n. A literary genre that features books written by men and focusing on young male protagonists who engage in drunkenness, promiscuity, and loutish behavior.
The fratire writers are cyber-characters, who hold themselves up as a paragon of backlash — cocksure in the discovery that the more misogynistic they are, the more attractive women seem to find them.

Yet how new is this genre? And is it just an attempt to make publishing dollars out of the baser elements of masculinity? It seems to hark back to an era well before lad mags were conceived. Many of the fratire books are infused with a nostalgia for 1950s archetypes of a rudely authentic masculinity.
—Christopher Turner, “Boys behaving badly score their own literary genre,” The Guardian, April 22, 2006
I was actually struggling somewhat with the headline here. "The Newest Literary Craze" actually sounded better to the ear, but in this case, even those who contribute to this new genre admit, it's not terribly "literary". So what is "fratire"? It's what many call the equivalent of chick lit for men. What does this include? From what I've read, stories, some autobiographical, of men getting drunk, manipulating and "scoring" with women and other exhibitions of masculine prowess. Is this literature or a college guy's account of his weekend?
—gom jabbar, “Fratire: A Hot New Genre Craze,” Blogger Party, April 20, 2006
2006 (earliest)
Young men, long written off by publishers as simply uninterested in reading, are driving sales of a growing genre of books like Mr. Max's that combine a fraternity house-style celebration of masculinity with a mocking attitude toward social convention, traditional male roles and aspirations of power and authority.

With titles like "Real Ultimate Power," a satirical ode to the masculine prowess of ninjas; "The Modern Drunkard," a paean to getting hammered; and "The Game," a manual for manipulating and bedding women, they collectively represent the once-elusive male counterpart to so-called chick lit, and so perhaps deserve a cheesy epithet of their own. How about: fratire.

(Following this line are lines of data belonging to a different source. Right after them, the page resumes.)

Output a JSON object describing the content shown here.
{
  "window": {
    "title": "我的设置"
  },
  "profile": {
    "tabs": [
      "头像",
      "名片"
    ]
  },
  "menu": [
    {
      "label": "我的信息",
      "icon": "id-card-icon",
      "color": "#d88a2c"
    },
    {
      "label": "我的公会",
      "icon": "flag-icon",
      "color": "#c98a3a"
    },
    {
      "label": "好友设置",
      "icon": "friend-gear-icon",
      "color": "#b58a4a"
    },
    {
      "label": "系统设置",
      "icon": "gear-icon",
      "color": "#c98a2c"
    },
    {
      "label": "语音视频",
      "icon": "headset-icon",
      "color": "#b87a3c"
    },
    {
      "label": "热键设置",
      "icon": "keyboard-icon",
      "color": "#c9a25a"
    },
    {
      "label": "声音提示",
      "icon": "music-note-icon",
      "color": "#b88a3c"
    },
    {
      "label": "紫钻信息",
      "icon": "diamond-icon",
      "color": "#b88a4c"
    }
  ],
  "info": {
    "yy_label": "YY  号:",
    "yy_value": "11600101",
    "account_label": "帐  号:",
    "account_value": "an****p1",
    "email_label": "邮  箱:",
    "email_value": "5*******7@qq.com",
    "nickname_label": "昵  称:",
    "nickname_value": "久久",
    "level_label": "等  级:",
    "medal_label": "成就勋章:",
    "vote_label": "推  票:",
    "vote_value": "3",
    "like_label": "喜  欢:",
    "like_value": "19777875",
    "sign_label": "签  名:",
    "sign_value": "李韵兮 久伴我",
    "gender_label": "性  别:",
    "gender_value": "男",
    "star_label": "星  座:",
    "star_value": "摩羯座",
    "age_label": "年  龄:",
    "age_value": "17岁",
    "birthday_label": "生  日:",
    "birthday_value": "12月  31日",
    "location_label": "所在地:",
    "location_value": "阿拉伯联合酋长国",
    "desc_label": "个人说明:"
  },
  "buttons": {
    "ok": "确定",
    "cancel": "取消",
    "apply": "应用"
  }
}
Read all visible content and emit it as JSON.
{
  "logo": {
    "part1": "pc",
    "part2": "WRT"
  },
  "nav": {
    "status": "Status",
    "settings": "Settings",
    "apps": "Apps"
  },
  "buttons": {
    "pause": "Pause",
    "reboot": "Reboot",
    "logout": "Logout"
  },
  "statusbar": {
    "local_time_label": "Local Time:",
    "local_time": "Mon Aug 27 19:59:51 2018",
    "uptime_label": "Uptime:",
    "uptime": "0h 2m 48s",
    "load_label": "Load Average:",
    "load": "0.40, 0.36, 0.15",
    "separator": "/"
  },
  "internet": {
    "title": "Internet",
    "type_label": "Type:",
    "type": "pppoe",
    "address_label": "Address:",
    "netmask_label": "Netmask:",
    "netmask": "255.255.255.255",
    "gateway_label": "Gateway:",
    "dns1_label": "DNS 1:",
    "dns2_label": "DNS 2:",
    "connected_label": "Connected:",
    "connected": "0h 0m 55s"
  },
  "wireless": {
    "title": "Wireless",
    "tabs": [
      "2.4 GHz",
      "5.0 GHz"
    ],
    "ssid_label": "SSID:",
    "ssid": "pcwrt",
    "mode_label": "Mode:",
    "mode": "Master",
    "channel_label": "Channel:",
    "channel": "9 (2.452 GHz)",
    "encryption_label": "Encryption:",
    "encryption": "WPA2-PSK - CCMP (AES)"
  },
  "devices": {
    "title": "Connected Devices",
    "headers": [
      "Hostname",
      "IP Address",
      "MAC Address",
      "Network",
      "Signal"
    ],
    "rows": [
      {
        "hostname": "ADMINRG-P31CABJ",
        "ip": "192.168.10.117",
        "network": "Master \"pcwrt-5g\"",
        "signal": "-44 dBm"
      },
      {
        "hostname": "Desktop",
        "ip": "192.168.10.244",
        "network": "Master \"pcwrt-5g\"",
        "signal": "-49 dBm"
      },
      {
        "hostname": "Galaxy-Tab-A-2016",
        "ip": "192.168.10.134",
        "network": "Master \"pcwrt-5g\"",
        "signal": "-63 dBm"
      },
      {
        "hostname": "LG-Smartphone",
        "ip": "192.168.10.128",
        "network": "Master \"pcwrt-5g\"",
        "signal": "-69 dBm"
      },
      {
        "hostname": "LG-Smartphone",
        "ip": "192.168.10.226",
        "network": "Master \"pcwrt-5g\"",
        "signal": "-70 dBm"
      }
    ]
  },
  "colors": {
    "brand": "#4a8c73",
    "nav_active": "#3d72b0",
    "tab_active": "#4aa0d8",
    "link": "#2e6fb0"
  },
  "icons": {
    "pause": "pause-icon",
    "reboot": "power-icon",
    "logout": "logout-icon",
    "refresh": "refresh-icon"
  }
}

—Warren St. John, “Dude, Here's My Book,” The New York Times, April 16, 2006